WORK TO COMPLETE: Please retype the data in full and exactly; the pictures are not part of the copy.

(Dataset rows for apps and sites)
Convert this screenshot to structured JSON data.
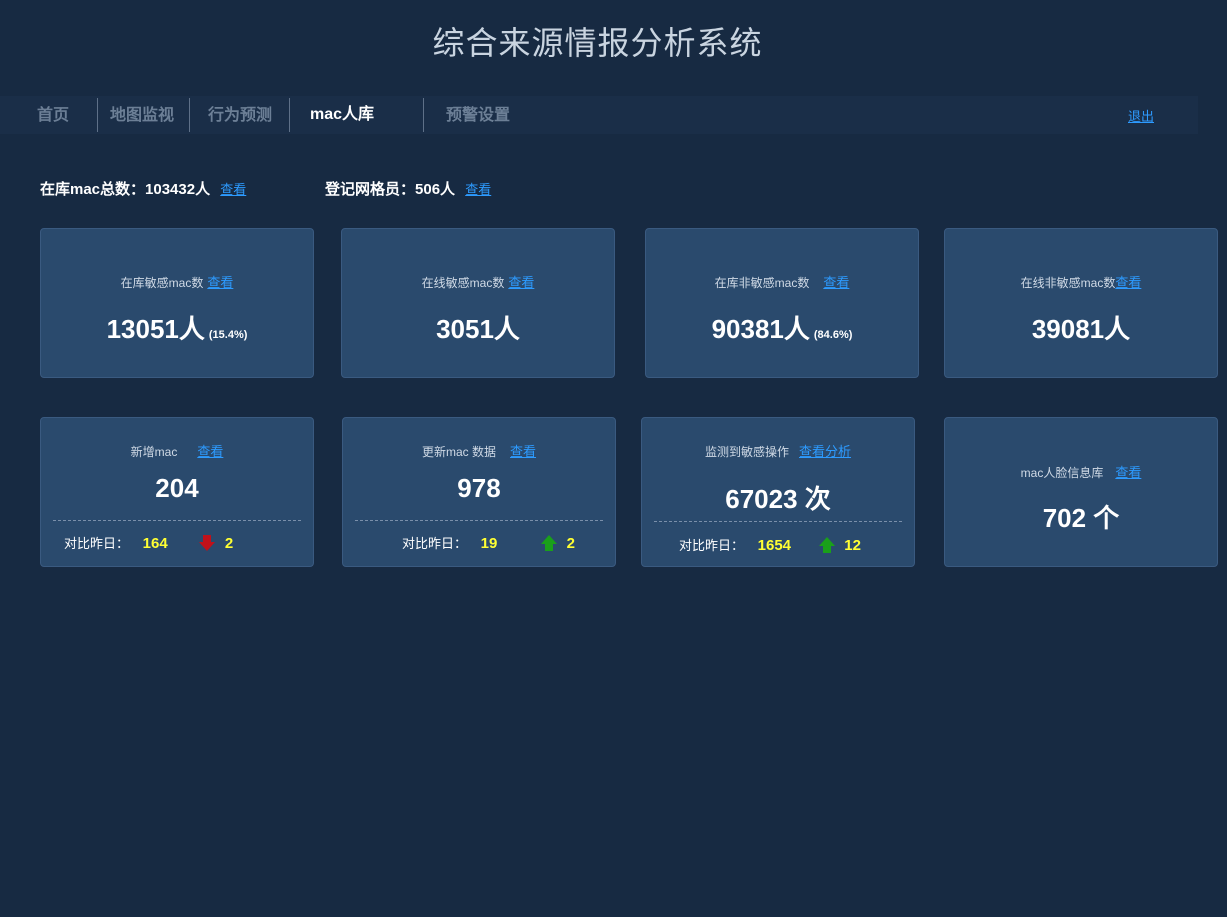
{
  "app": {
    "title": "综合来源情报分析系统"
  },
  "nav": {
    "tabs": [
      {
        "label": "首页"
      },
      {
        "label": "地图监视"
      },
      {
        "label": "行为预测"
      },
      {
        "label": "mac人库"
      },
      {
        "label": "预警设置"
      }
    ],
    "active_tab": "mac人库",
    "logout": "退出"
  },
  "summary": {
    "mac_total_label": "在库mac总数：",
    "mac_total_value": "103432人",
    "grid_staff_label": "登记网格员：",
    "grid_staff_value": "506人",
    "view": "查看"
  },
  "stats_row1": [
    {
      "label": "在库敏感mac数",
      "link": "查看",
      "value": "13051人",
      "pct": "(15.4%)"
    },
    {
      "label": "在线敏感mac数",
      "link": "查看",
      "value": "3051人",
      "pct": ""
    },
    {
      "label": "在库非敏感mac数",
      "link": "查看",
      "value": "90381人",
      "pct": "(84.6%)"
    },
    {
      "label": "在线非敏感mac数",
      "link": "查看",
      "value": "39081人",
      "pct": ""
    }
  ],
  "stats_row2": [
    {
      "label": "新增mac",
      "link": "查看",
      "value": "204",
      "compare_label": "对比昨日：",
      "compare_value": "164",
      "delta": "2",
      "trend": "down"
    },
    {
      "label": "更新mac 数据",
      "link": "查看",
      "value": "978",
      "compare_label": "对比昨日：",
      "compare_value": "19",
      "delta": "2",
      "trend": "up"
    },
    {
      "label": "监测到敏感操作",
      "link": "查看分析",
      "value": "67023 次",
      "compare_label": "对比昨日：",
      "compare_value": "1654",
      "delta": "12",
      "trend": "up"
    },
    {
      "label": "mac人脸信息库",
      "link": "查看",
      "value": "702 个"
    }
  ],
  "colors": {
    "background": "#172a42",
    "card": "#2a4a6d",
    "link": "#2d9bff",
    "highlight": "#ffff33",
    "trend_down": "#c0111a",
    "trend_up": "#1aa01a"
  }
}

THE COMPLETED TASK:
Convert this screenshot to structured JSON data.
{
  "app": {
    "title": "综合来源情报分析系统"
  },
  "nav": {
    "tabs": [
      {
        "label": "首页"
      },
      {
        "label": "地图监视"
      },
      {
        "label": "行为预测"
      },
      {
        "label": "mac人库"
      },
      {
        "label": "预警设置"
      }
    ],
    "active_tab": "mac人库",
    "logout": "退出"
  },
  "summary": {
    "mac_total_label": "在库mac总数：",
    "mac_total_value": "103432人",
    "grid_staff_label": "登记网格员：",
    "grid_staff_value": "506人",
    "view": "查看"
  },
  "stats_row1": [
    {
      "label": "在库敏感mac数",
      "link": "查看",
      "value": "13051人",
      "pct": "(15.4%)"
    },
    {
      "label": "在线敏感mac数",
      "link": "查看",
      "value": "3051人",
      "pct": ""
    },
    {
      "label": "在库非敏感mac数",
      "link": "查看",
      "value": "90381人",
      "pct": "(84.6%)"
    },
    {
      "label": "在线非敏感mac数",
      "link": "查看",
      "value": "39081人",
      "pct": ""
    }
  ],
  "stats_row2": [
    {
      "label": "新增mac",
      "link": "查看",
      "value": "204",
      "compare_label": "对比昨日：",
      "compare_value": "164",
      "delta": "2",
      "trend": "down"
    },
    {
      "label": "更新mac 数据",
      "link": "查看",
      "value": "978",
      "compare_label": "对比昨日：",
      "compare_value": "19",
      "delta": "2",
      "trend": "up"
    },
    {
      "label": "监测到敏感操作",
      "link": "查看分析",
      "value": "67023 次",
      "compare_label": "对比昨日：",
      "compare_value": "1654",
      "delta": "12",
      "trend": "up"
    },
    {
      "label": "mac人脸信息库",
      "link": "查看",
      "value": "702 个"
    }
  ],
  "colors": {
    "background": "#172a42",
    "card": "#2a4a6d",
    "link": "#2d9bff",
    "highlight": "#ffff33",
    "trend_down": "#c0111a",
    "trend_up": "#1aa01a"
  }
}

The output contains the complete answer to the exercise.